Research:

## The question

Problem 2. Let $S$ be a finite set of at least two points in the plane. Assume that no three points of $S$ are collinear. A windmill is a process that starts with a line $\ell$ going through a single point $P \in S$. The line rotates clockwise about the pivot $P$ until the first time that the line meets some other point $Q$ belonging to $S$. This point $Q$ takes over as the new pivot, and the line now rotates clockwise about $Q$, until it next meets a point of $S$. This process continues indefinitely.
Show that we can choose a point $P$ in $S$ and a line $\ell$ going through $P$ such that the resulting windmill uses each point of $S$ as a pivot infinitely many times.

## Observations and partial results

• Trivial observation: If we start with a point on the convex hull of S and a line l that is “tangent” to the convex hull then we will only iterate over the points from the convex hull.
• One can start with any point (since every point of S should be pivot infinitely often), the direction of line that one starts with however matters!

## Examples

• If the points form a convex polygon, it is easy.
• Say there are four points: an equilateral triangle, and then one point in the center of the triangle. No three points are collinear. If you start in M, you first hit say A, then C, then M, then B, then A.

## Possible strategies
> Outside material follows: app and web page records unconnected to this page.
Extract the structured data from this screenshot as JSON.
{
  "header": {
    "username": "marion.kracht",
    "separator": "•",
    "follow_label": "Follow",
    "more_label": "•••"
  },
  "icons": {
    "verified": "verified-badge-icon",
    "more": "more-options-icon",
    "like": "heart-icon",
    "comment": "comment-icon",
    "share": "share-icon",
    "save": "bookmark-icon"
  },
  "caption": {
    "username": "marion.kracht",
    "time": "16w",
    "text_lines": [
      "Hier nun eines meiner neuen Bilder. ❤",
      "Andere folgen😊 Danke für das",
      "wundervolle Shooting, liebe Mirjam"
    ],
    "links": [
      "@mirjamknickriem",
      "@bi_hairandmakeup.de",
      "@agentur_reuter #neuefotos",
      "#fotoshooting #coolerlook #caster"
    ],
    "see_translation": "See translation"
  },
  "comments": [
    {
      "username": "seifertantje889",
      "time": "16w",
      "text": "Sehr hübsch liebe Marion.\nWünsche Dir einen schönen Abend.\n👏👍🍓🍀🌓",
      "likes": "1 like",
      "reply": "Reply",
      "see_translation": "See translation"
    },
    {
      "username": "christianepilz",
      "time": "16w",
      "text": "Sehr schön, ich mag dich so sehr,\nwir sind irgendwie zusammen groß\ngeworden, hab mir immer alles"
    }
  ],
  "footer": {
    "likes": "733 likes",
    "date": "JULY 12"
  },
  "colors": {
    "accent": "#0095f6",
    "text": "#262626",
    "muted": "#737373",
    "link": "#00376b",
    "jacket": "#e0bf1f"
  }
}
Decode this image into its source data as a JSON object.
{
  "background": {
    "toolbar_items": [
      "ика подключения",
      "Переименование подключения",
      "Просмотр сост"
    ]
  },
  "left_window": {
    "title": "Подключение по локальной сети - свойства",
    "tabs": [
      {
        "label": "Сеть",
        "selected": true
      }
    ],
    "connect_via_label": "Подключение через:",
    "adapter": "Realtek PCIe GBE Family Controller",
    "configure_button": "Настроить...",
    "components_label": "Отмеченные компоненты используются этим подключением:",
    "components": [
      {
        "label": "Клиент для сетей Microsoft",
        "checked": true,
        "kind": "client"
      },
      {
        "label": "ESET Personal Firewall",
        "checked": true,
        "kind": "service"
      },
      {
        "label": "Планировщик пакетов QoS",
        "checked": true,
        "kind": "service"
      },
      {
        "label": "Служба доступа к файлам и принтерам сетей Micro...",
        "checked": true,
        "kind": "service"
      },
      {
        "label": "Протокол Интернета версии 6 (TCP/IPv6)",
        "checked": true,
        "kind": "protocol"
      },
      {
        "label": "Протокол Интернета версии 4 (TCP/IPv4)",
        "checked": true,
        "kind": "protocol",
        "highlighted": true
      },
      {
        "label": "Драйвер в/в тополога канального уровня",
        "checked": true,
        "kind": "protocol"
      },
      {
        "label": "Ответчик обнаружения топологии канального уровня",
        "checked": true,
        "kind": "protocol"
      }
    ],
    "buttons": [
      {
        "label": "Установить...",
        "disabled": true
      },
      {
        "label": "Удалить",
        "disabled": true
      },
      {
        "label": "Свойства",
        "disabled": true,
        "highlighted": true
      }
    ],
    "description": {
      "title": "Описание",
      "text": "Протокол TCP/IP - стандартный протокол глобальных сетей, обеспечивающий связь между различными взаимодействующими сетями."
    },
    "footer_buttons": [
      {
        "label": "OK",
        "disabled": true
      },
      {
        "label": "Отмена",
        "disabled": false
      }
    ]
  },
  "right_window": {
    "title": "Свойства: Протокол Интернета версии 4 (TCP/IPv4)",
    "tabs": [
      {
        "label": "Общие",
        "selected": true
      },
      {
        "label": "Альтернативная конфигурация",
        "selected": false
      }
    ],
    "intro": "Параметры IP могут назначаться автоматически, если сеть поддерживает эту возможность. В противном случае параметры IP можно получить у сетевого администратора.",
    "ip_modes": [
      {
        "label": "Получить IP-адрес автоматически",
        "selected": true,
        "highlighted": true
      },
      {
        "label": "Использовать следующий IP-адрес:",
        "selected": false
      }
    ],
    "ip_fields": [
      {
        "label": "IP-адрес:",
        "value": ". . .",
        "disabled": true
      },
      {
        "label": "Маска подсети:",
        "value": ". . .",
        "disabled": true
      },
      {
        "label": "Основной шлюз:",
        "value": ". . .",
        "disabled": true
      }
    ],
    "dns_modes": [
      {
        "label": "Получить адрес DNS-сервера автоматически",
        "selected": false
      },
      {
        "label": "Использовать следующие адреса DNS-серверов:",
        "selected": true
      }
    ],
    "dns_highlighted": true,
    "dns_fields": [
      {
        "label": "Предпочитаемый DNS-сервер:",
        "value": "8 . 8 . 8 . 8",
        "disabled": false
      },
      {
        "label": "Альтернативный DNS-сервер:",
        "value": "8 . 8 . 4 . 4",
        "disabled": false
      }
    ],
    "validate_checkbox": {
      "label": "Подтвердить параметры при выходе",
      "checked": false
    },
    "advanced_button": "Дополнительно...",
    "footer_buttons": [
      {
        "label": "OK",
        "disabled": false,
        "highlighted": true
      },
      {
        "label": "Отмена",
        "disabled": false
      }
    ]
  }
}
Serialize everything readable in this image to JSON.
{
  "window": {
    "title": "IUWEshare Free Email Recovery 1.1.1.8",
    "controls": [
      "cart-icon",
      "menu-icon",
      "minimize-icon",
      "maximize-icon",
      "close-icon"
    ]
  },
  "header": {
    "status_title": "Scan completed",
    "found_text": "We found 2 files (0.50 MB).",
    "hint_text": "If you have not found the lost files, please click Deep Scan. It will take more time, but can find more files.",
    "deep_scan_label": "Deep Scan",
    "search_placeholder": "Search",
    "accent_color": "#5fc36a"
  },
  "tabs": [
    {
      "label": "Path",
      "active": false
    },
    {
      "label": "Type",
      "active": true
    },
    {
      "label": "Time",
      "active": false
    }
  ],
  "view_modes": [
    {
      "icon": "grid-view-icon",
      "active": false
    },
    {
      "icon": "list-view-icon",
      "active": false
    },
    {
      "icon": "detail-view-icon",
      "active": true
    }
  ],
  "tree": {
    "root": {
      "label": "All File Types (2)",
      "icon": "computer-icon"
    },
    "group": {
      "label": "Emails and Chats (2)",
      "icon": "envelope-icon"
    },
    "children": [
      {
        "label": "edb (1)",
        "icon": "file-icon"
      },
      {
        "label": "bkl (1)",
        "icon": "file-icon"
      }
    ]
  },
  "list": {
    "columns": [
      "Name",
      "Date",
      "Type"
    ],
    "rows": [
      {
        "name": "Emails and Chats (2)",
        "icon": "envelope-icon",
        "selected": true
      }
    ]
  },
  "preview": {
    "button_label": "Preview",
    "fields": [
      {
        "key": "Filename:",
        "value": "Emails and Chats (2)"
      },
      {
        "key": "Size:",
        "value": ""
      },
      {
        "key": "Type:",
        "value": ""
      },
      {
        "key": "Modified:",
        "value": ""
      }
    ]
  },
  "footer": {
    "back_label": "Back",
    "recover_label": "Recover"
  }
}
• Maybe the strategy should be to take out the convex hull of S from consideration; follow it up by induction on removing successive convex hulls.
• A possible line of enquiry might be to consider how adding additional points effects an already established “windmill” this might lead to an inductive solution if adding new points can be related to already established cases.

• None yet.